Draft contract documents are currently being examined by Thomson Playford, Energy SA and Council, in order for comments to be made and issues raised dealt with in further negotiations.
Pursuant to Section 48 of the Local Government Act 1999, Council is required to obtain and consider a report that considers the prudential issues set out in subsection (2) of that section, before Council undertakes certain activities. The proposal for the long-term generation of electricity in Coober Pedy falls within the criteria for which a report on the prudential issues must be obtained."
Operation of the Fitzgerald Dam Quarry - Provision of Quarry Aggregate (From the Report from Trevor McLeod)
In the absence of the Acting Works Manager, the Water Supply Manager and Chief Executive Officer appraised tenders submitted by Rock & Crete Crushing Services Pty Ltd, RN & BR East, and Ellenpark Enterprises Pty Ltd. The most suitable was from RN & BR East. There have been a number of discussions with Mr East in relation to the drafting of a formal agreement, which concluded on 23rd September 2003. These matters have now been settled, with RN & BR East signing the formal agreement.
Accordingly the Agreement has now been signed under seal by the Mayor and CEO and now requires endorsement by Council.
Lisa Sutton: Environmental Health Officer's Report.
An alleged food poisoning complaint was made regarding a local restaurant. An inspection of the premises was conducted and all practices were found to be satisfactory. Evidence provided by the complainant was inadequate to implicate the business. The complainant was advised of this in writing and indicated that they did not wish to pursue the matter further.
Accommodation, 1; Swimming Pool,1; Food premises, 7.
Letters were written to all owners of premises inspected.

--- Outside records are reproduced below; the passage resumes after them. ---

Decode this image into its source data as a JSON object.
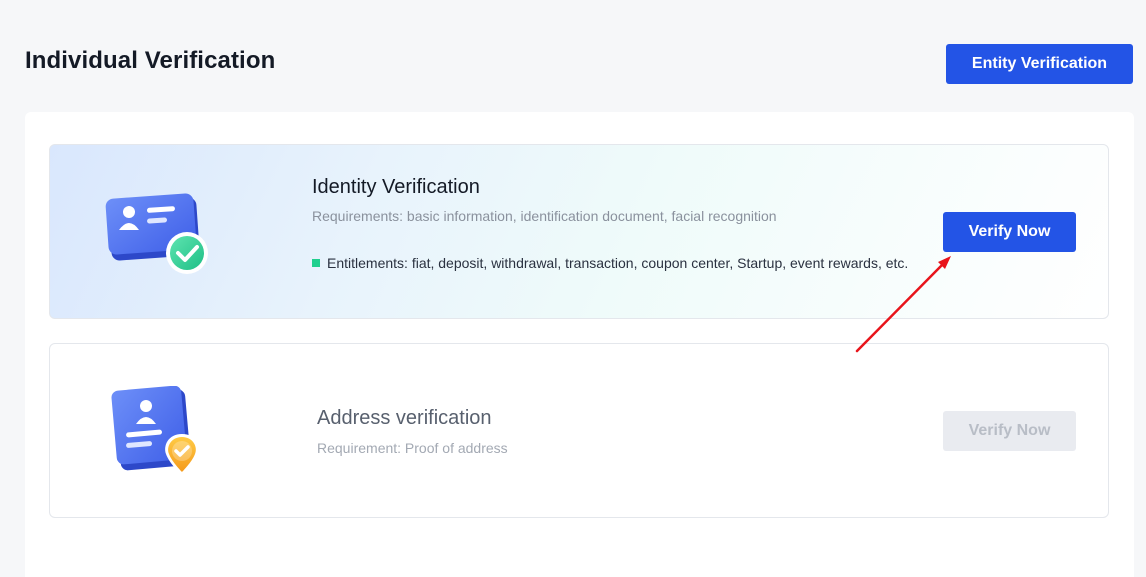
{
  "header": {
    "title": "Individual Verification",
    "entity_button": "Entity Verification"
  },
  "cards": [
    {
      "title": "Identity Verification",
      "requirement": "Requirements: basic information, identification document, facial recognition",
      "entitlements": "Entitlements: fiat, deposit, withdrawal, transaction, coupon center, Startup, event rewards, etc.",
      "button": "Verify Now",
      "button_enabled": true,
      "icon": "id-card-check-icon"
    },
    {
      "title": "Address verification",
      "requirement": "Requirement: Proof of address",
      "button": "Verify Now",
      "button_enabled": false,
      "icon": "address-document-pin-icon"
    }
  ],
  "colors": {
    "primary": "#2354e6",
    "success": "#1fcf8e",
    "annotation_arrow": "#e8141b"
  }
}
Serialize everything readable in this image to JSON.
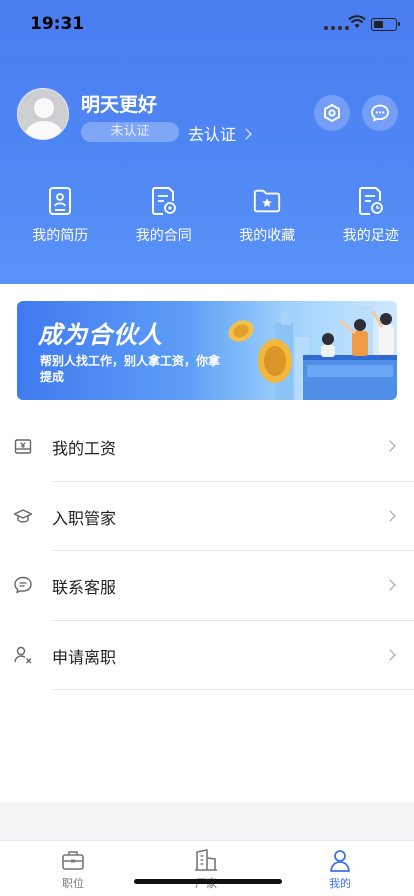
{
  "status": {
    "time": "19:31"
  },
  "profile": {
    "name": "明天更好",
    "badge": "未认证",
    "verify_link": "去认证"
  },
  "shortcuts": [
    {
      "label": "我的简历",
      "icon": "resume-icon"
    },
    {
      "label": "我的合同",
      "icon": "contract-icon"
    },
    {
      "label": "我的收藏",
      "icon": "favorites-folder-icon"
    },
    {
      "label": "我的足迹",
      "icon": "history-icon"
    }
  ],
  "banner": {
    "title": "成为合伙人",
    "subtitle": "帮别人找工作，别人拿工资，你拿提成"
  },
  "menu": [
    {
      "label": "我的工资",
      "icon": "salary-icon"
    },
    {
      "label": "入职管家",
      "icon": "onboarding-icon"
    },
    {
      "label": "联系客服",
      "icon": "customer-service-icon"
    },
    {
      "label": "申请离职",
      "icon": "resign-icon"
    }
  ],
  "tabs": [
    {
      "label": "职位",
      "icon": "briefcase-icon",
      "active": false
    },
    {
      "label": "厂家",
      "icon": "building-icon",
      "active": false
    },
    {
      "label": "我的",
      "icon": "person-icon",
      "active": true
    }
  ],
  "colors": {
    "primary": "#4a7df0",
    "tab_active": "#3d73ec"
  }
}
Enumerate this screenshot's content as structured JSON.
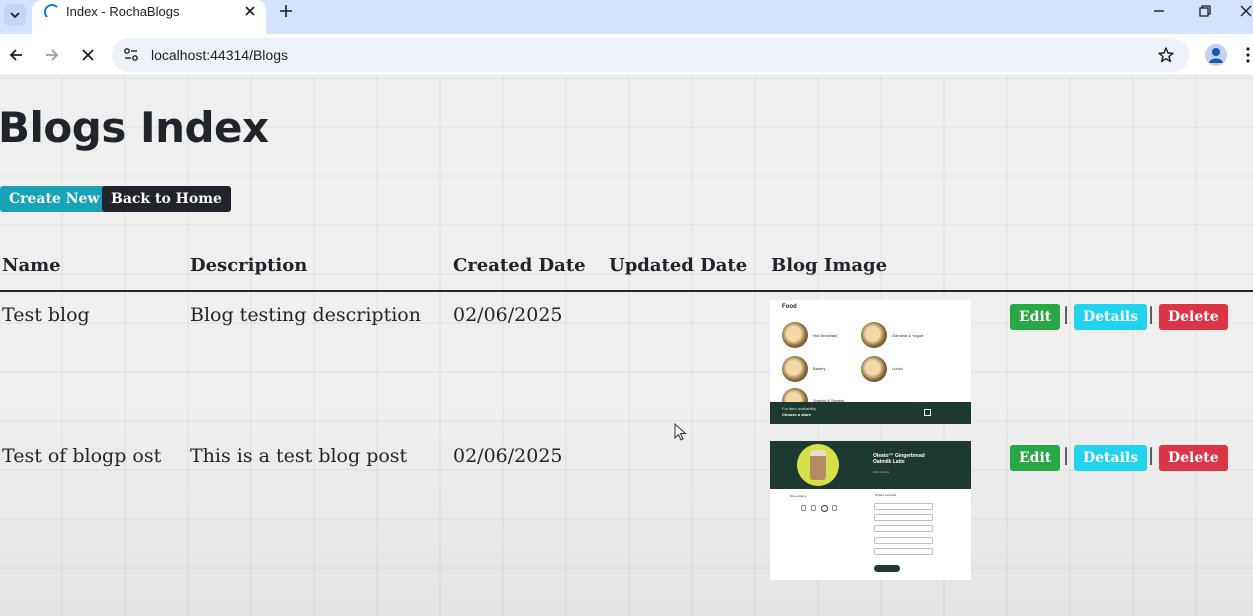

The food premises were of a high standard and no major problems were identified."
Even though Rex Airlines and the District Council of Coober Pedy and the South Australian Government all combined to reduce charges for the Adelaide/Coober Pedy Rex flight resulting in such an increase of passengers on that route that Rex increased their service to Coober Pedy from a 5-day/week to a 6-day, Edward Cranswick still chose to travel to Coober Pedy via a train ride from Adelaide to Manguri and then ride his pushbike 30 km of dirt road to Coober Pedy.
What else would you expect from an Australian born ex-USA Government seismologist nurd descended from a Light Horse Cavalryman!
Coober Pedy Amateur Racing Club Pics
Resting in the yard, Coober Pedy township in the background The Winning Post
More Senior Moments (Sent in by a reader)
Three sisters, ages 92, 94, and 96 live in a house together. One night the 96 year old draws a bath. She puts one foot in and pauses. She yells down the stairs, "Was I getting in or out of the bath?" The 94-year-old yells back, "I don't know. I'll come up and see." She starts up the stairs and pauses. Then, she yells, "Was I going up the stairs or down?" The 92 year old is sitting at the kitchen table having tea, listening to her sisters. She shakes her head and says, "I sure hope I never get that forgetful." She knocks on wood for good measure. She then yells, "I'll come up and help both of you as soon as I see who's at the door."